▶ [WORK REQUIRED] Every entry that follows should be output again, word for word.

:: WORKING DATA ::

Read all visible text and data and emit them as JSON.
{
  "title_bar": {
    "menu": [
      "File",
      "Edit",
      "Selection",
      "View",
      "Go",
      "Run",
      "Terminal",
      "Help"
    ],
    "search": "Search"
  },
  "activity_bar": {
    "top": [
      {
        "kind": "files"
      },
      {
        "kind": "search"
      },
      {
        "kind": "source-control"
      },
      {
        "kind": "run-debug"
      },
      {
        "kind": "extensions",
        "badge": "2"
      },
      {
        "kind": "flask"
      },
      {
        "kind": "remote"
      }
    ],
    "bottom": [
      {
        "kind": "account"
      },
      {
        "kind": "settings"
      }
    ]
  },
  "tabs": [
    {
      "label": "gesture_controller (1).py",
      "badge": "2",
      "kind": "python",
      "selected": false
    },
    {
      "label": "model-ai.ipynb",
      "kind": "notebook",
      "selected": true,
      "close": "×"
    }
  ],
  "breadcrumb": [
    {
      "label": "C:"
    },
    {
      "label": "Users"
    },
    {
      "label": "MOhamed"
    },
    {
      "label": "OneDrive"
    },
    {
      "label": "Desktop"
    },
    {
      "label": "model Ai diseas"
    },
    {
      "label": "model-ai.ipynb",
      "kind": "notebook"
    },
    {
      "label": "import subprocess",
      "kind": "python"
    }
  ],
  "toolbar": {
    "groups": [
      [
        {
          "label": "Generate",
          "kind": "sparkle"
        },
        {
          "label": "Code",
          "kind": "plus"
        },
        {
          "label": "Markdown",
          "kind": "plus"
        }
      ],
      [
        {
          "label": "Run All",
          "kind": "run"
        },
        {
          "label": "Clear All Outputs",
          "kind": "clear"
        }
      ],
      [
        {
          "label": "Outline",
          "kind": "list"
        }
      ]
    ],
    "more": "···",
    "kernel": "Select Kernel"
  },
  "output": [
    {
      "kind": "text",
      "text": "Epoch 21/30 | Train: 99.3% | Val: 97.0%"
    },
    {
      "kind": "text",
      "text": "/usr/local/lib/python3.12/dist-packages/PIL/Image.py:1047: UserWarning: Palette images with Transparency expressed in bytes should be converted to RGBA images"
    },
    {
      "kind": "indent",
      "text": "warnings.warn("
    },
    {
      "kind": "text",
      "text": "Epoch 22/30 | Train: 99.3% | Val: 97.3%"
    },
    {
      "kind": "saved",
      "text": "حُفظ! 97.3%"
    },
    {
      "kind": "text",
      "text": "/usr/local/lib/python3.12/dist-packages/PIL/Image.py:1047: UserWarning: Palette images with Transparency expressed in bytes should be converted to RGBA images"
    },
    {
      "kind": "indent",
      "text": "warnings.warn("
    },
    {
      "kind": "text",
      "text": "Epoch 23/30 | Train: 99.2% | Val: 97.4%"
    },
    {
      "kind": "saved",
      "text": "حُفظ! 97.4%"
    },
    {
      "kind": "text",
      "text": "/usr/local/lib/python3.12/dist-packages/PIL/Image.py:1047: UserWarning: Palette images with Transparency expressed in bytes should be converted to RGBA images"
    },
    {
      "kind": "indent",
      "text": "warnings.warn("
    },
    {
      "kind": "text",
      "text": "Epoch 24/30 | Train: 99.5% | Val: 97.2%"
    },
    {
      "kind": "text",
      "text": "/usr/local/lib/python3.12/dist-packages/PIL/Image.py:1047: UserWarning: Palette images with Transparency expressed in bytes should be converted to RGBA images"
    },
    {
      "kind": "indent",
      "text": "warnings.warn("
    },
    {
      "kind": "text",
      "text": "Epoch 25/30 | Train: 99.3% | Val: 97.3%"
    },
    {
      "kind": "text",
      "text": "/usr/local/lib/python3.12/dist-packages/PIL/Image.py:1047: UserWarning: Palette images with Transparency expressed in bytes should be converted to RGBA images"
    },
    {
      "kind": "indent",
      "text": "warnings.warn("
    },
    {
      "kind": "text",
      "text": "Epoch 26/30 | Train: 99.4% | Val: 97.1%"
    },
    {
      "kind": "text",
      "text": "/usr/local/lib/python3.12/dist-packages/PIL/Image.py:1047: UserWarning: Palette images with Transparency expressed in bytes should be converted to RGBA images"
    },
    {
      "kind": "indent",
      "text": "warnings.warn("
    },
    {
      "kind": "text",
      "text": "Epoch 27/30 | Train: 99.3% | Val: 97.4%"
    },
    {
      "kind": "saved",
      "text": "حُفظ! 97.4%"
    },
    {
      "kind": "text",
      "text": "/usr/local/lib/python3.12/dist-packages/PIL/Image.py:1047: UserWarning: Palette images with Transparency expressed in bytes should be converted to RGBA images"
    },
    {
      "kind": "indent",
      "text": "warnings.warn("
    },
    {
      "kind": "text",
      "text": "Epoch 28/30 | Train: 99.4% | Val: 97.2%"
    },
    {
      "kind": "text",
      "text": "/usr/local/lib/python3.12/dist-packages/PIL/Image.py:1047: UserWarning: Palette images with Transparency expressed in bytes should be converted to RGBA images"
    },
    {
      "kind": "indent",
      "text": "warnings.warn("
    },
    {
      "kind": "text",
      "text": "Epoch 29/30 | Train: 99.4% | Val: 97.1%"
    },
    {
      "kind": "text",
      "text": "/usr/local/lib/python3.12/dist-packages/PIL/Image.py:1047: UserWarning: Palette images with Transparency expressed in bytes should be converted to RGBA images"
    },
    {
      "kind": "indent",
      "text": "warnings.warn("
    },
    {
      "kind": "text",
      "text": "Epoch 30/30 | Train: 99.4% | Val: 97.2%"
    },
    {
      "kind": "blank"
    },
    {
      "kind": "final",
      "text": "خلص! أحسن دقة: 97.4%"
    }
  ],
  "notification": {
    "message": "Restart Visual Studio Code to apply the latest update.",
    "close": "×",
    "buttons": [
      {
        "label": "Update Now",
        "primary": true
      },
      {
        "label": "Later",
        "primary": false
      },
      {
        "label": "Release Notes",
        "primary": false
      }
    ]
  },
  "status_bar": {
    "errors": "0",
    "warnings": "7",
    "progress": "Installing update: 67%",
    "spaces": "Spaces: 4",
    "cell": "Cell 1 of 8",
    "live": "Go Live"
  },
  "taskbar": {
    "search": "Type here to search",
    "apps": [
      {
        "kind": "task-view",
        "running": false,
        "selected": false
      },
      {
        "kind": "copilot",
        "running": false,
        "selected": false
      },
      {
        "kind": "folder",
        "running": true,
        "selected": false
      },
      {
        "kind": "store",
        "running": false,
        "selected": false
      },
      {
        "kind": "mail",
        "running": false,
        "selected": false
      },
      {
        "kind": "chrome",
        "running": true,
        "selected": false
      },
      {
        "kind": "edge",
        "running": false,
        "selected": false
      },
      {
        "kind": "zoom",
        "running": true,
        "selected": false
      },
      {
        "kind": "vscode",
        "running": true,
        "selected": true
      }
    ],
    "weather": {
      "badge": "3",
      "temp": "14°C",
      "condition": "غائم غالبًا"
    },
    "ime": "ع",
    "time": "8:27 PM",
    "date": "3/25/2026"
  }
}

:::

▶ [SOLUTION TO THIS PROBLEM]
Read all visible text and data and emit them as JSON.
{
  "title_bar": {
    "menu": [
      "File",
      "Edit",
      "Selection",
      "View",
      "Go",
      "Run",
      "Terminal",
      "Help"
    ],
    "search": "Search"
  },
  "activity_bar": {
    "top": [
      {
        "kind": "files"
      },
      {
        "kind": "search"
      },
      {
        "kind": "source-control"
      },
      {
        "kind": "run-debug"
      },
      {
        "kind": "extensions",
        "badge": "2"
      },
      {
        "kind": "flask"
      },
      {
        "kind": "remote"
      }
    ],
    "bottom": [
      {
        "kind": "account"
      },
      {
        "kind": "settings"
      }
    ]
  },
  "tabs": [
    {
      "label": "gesture_controller (1).py",
      "badge": "2",
      "kind": "python",
      "selected": false
    },
    {
      "label": "model-ai.ipynb",
      "kind": "notebook",
      "selected": true,
      "close": "×"
    }
  ],
  "breadcrumb": [
    {
      "label": "C:"
    },
    {
      "label": "Users"
    },
    {
      "label": "MOhamed"
    },
    {
      "label": "OneDrive"
    },
    {
      "label": "Desktop"
    },
    {
      "label": "model Ai diseas"
    },
    {
      "label": "model-ai.ipynb",
      "kind": "notebook"
    },
    {
      "label": "import subprocess",
      "kind": "python"
    }
  ],
  "toolbar": {
    "groups": [
      [
        {
          "label": "Generate",
          "kind": "sparkle"
        },
        {
          "label": "Code",
          "kind": "plus"
        },
        {
          "label": "Markdown",
          "kind": "plus"
        }
      ],
      [
        {
          "label": "Run All",
          "kind": "run"
        },
        {
          "label": "Clear All Outputs",
          "kind": "clear"
        }
      ],
      [
        {
          "label": "Outline",
          "kind": "list"
        }
      ]
    ],
    "more": "···",
    "kernel": "Select Kernel"
  },
  "output": [
    {
      "kind": "text",
      "text": "Epoch 21/30 | Train: 99.3% | Val: 97.0%"
    },
    {
      "kind": "text",
      "text": "/usr/local/lib/python3.12/dist-packages/PIL/Image.py:1047: UserWarning: Palette images with Transparency expressed in bytes should be converted to RGBA images"
    },
    {
      "kind": "indent",
      "text": "warnings.warn("
    },
    {
      "kind": "text",
      "text": "Epoch 22/30 | Train: 99.3% | Val: 97.3%"
    },
    {
      "kind": "saved",
      "text": "حُفظ! 97.3%"
    },
    {
      "kind": "text",
      "text": "/usr/local/lib/python3.12/dist-packages/PIL/Image.py:1047: UserWarning: Palette images with Transparency expressed in bytes should be converted to RGBA images"
    },
    {
      "kind": "indent",
      "text": "warnings.warn("
    },
    {
      "kind": "text",
      "text": "Epoch 23/30 | Train: 99.2% | Val: 97.4%"
    },
    {
      "kind": "saved",
      "text": "حُفظ! 97.4%"
    },
    {
      "kind": "text",
      "text": "/usr/local/lib/python3.12/dist-packages/PIL/Image.py:1047: UserWarning: Palette images with Transparency expressed in bytes should be converted to RGBA images"
    },
    {
      "kind": "indent",
      "text": "warnings.warn("
    },
    {
      "kind": "text",
      "text": "Epoch 24/30 | Train: 99.5% | Val: 97.2%"
    },
    {
      "kind": "text",
      "text": "/usr/local/lib/python3.12/dist-packages/PIL/Image.py:1047: UserWarning: Palette images with Transparency expressed in bytes should be converted to RGBA images"
    },
    {
      "kind": "indent",
      "text": "warnings.warn("
    },
    {
      "kind": "text",
      "text": "Epoch 25/30 | Train: 99.3% | Val: 97.3%"
    },
    {
      "kind": "text",
      "text": "/usr/local/lib/python3.12/dist-packages/PIL/Image.py:1047: UserWarning: Palette images with Transparency expressed in bytes should be converted to RGBA images"
    },
    {
      "kind": "indent",
      "text": "warnings.warn("
    },
    {
      "kind": "text",
      "text": "Epoch 26/30 | Train: 99.4% | Val: 97.1%"
    },
    {
      "kind": "text",
      "text": "/usr/local/lib/python3.12/dist-packages/PIL/Image.py:1047: UserWarning: Palette images with Transparency expressed in bytes should be converted to RGBA images"
    },
    {
      "kind": "indent",
      "text": "warnings.warn("
    },
    {
      "kind": "text",
      "text": "Epoch 27/30 | Train: 99.3% | Val: 97.4%"
    },
    {
      "kind": "saved",
      "text": "حُفظ! 97.4%"
    },
    {
      "kind": "text",
      "text": "/usr/local/lib/python3.12/dist-packages/PIL/Image.py:1047: UserWarning: Palette images with Transparency expressed in bytes should be converted to RGBA images"
    },
    {
      "kind": "indent",
      "text": "warnings.warn("
    },
    {
      "kind": "text",
      "text": "Epoch 28/30 | Train: 99.4% | Val: 97.2%"
    },
    {
      "kind": "text",
      "text": "/usr/local/lib/python3.12/dist-packages/PIL/Image.py:1047: UserWarning: Palette images with Transparency expressed in bytes should be converted to RGBA images"
    },
    {
      "kind": "indent",
      "text": "warnings.warn("
    },
    {
      "kind": "text",
      "text": "Epoch 29/30 | Train: 99.4% | Val: 97.1%"
    },
    {
      "kind": "text",
      "text": "/usr/local/lib/python3.12/dist-packages/PIL/Image.py:1047: UserWarning: Palette images with Transparency expressed in bytes should be converted to RGBA images"
    },
    {
      "kind": "indent",
      "text": "warnings.warn("
    },
    {
      "kind": "text",
      "text": "Epoch 30/30 | Train: 99.4% | Val: 97.2%"
    },
    {
      "kind": "blank"
    },
    {
      "kind": "final",
      "text": "خلص! أحسن دقة: 97.4%"
    }
  ],
  "notification": {
    "message": "Restart Visual Studio Code to apply the latest update.",
    "close": "×",
    "buttons": [
      {
        "label": "Update Now",
        "primary": true
      },
      {
        "label": "Later",
        "primary": false
      },
      {
        "label": "Release Notes",
        "primary": false
      }
    ]
  },
  "status_bar": {
    "errors": "0",
    "warnings": "7",
    "progress": "Installing update: 67%",
    "spaces": "Spaces: 4",
    "cell": "Cell 1 of 8",
    "live": "Go Live"
  },
  "taskbar": {
    "search": "Type here to search",
    "apps": [
      {
        "kind": "task-view",
        "running": false,
        "selected": false
      },
      {
        "kind": "copilot",
        "running": false,
        "selected": false
      },
      {
        "kind": "folder",
        "running": true,
        "selected": false
      },
      {
        "kind": "store",
        "running": false,
        "selected": false
      },
      {
        "kind": "mail",
        "running": false,
        "selected": false
      },
      {
        "kind": "chrome",
        "running": true,
        "selected": false
      },
      {
        "kind": "edge",
        "running": false,
        "selected": false
      },
      {
        "kind": "zoom",
        "running": true,
        "selected": false
      },
      {
        "kind": "vscode",
        "running": true,
        "selected": true
      }
    ],
    "weather": {
      "badge": "3",
      "temp": "14°C",
      "condition": "غائم غالبًا"
    },
    "ime": "ع",
    "time": "8:27 PM",
    "date": "3/25/2026"
  }
}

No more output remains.